_Input for this task_.
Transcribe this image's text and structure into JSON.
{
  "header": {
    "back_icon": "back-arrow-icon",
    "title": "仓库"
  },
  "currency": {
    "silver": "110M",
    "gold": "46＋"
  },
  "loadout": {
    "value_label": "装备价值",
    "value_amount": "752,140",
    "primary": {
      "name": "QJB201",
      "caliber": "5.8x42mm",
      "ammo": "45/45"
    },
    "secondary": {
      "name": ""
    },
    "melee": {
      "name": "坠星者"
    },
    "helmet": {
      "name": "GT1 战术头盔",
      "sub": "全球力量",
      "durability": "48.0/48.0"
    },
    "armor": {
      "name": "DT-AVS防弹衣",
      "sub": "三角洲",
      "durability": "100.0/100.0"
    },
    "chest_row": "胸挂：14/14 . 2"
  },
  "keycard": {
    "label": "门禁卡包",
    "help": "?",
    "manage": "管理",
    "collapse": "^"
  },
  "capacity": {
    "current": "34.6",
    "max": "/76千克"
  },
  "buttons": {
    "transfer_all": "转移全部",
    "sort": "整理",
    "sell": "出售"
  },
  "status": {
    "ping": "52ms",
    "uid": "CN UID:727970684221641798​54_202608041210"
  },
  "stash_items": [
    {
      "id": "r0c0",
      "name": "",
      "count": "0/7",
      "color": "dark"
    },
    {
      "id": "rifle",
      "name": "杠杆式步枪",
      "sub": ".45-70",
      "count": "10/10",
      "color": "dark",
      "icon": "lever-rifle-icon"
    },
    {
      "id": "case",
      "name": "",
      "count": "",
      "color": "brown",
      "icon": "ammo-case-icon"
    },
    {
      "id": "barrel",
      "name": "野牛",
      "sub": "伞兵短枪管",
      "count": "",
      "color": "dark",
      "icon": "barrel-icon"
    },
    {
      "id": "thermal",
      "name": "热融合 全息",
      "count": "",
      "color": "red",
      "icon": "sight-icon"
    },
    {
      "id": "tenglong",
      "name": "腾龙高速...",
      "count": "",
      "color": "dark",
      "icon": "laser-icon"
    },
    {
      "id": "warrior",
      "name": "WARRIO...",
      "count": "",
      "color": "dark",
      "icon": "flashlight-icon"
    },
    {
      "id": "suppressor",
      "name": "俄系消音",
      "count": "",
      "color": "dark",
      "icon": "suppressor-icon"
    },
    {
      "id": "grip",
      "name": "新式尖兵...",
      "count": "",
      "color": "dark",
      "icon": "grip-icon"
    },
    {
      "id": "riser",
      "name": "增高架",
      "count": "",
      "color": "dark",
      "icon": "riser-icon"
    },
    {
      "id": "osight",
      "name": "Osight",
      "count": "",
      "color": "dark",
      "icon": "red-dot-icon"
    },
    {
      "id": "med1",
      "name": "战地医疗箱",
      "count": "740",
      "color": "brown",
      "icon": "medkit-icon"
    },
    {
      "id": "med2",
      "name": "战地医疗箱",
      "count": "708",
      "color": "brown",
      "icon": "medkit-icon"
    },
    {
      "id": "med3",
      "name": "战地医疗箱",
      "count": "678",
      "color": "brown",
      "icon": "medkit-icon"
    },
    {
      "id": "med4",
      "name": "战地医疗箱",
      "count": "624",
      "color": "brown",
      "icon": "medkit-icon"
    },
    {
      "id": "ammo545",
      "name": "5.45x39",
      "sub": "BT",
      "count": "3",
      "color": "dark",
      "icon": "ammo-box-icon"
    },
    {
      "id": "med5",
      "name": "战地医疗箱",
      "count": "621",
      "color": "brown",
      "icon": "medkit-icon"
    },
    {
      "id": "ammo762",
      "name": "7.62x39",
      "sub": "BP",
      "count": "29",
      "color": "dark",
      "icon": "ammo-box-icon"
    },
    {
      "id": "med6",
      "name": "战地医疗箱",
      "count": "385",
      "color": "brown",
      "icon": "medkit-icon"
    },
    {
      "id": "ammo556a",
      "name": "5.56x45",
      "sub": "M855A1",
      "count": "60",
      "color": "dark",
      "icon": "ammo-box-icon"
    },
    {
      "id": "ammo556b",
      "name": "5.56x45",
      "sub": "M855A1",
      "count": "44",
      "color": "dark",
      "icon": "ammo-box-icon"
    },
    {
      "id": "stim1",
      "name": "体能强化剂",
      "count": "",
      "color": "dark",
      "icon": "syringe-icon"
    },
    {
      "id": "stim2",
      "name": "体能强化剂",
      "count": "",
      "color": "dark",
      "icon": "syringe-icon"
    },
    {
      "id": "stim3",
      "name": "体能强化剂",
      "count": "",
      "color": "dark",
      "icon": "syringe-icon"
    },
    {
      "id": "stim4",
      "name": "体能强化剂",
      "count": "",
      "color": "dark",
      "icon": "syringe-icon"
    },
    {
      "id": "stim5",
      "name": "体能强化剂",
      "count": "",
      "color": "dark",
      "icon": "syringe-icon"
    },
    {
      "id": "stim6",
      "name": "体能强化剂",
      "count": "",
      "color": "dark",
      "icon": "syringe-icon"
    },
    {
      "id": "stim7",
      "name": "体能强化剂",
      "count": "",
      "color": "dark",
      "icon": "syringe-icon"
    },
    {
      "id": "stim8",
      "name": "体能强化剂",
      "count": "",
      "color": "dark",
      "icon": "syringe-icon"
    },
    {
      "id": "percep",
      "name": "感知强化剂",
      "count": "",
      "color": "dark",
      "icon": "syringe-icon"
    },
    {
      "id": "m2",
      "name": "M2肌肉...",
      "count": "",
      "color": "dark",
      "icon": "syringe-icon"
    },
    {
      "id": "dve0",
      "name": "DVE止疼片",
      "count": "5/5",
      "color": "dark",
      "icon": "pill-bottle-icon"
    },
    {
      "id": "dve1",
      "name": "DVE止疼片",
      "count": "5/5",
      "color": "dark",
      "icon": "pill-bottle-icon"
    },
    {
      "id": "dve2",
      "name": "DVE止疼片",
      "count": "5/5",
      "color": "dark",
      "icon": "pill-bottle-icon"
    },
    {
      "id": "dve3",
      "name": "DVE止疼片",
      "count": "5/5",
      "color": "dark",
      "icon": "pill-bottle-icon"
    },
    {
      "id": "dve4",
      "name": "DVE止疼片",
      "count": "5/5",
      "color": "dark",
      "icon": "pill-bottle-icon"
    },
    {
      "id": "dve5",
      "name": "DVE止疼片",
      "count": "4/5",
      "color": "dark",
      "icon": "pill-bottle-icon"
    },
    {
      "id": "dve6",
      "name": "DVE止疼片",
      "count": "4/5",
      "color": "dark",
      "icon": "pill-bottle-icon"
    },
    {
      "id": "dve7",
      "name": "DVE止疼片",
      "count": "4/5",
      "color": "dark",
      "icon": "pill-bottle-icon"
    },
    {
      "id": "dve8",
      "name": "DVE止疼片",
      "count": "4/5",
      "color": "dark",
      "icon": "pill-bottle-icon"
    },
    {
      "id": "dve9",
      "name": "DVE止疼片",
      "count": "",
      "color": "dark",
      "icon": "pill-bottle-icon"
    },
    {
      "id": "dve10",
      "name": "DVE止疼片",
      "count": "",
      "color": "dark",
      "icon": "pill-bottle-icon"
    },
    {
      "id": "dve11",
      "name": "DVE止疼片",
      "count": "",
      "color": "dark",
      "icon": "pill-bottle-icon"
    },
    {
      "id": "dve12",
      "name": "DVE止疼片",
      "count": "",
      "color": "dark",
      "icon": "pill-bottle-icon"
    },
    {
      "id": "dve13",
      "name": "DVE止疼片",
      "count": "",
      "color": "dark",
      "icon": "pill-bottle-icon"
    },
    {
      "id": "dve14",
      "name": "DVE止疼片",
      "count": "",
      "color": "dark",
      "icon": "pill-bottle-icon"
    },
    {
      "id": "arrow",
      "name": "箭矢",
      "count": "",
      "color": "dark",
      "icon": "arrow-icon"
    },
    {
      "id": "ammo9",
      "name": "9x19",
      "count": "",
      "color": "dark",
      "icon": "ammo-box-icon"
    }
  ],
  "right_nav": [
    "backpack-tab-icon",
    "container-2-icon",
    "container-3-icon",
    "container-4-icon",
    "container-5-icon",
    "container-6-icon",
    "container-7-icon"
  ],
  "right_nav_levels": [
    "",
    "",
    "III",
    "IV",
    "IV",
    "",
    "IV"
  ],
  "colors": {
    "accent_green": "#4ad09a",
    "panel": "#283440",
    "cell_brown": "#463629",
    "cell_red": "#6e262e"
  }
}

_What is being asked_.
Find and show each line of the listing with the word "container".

_Answer area_.
    "container-2-icon",
    "container-3-icon",
    "container-4-icon",
    "container-5-icon",
    "container-6-icon",
    "container-7-icon"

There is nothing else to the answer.